## [INPUT FOR THIS TASK]

===============

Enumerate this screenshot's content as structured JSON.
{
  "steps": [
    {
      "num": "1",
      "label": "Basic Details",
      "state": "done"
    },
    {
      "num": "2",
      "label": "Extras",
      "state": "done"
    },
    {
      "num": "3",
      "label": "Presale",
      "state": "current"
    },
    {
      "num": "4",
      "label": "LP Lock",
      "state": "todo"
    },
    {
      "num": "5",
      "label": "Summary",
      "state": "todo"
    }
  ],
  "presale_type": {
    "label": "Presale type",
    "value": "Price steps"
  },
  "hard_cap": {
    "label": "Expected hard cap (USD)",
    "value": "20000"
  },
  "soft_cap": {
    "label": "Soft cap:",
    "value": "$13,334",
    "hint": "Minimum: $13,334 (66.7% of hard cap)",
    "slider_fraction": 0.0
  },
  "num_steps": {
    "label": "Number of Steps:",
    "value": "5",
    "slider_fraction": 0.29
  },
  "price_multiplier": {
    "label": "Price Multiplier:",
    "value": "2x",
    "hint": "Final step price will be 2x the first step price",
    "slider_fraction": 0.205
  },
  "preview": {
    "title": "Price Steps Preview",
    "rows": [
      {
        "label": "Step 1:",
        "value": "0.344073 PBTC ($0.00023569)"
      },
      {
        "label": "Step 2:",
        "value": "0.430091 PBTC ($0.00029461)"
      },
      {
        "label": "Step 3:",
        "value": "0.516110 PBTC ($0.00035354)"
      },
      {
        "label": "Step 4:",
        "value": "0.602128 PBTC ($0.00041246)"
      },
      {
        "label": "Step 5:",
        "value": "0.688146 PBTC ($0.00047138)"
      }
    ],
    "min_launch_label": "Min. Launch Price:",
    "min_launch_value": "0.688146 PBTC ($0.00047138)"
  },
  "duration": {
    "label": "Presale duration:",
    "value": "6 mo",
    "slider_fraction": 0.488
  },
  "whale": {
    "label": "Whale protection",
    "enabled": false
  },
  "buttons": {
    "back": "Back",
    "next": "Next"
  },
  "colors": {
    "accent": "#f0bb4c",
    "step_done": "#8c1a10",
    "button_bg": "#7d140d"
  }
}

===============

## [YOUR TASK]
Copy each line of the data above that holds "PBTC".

## [TASK RESULT]
        "value": "0.344073 PBTC ($0.00023569)"
        "value": "0.430091 PBTC ($0.00029461)"
        "value": "0.516110 PBTC ($0.00035354)"
        "value": "0.602128 PBTC ($0.00041246)"
        "value": "0.688146 PBTC ($0.00047138)"
    "min_launch_value": "0.688146 PBTC ($0.00047138)"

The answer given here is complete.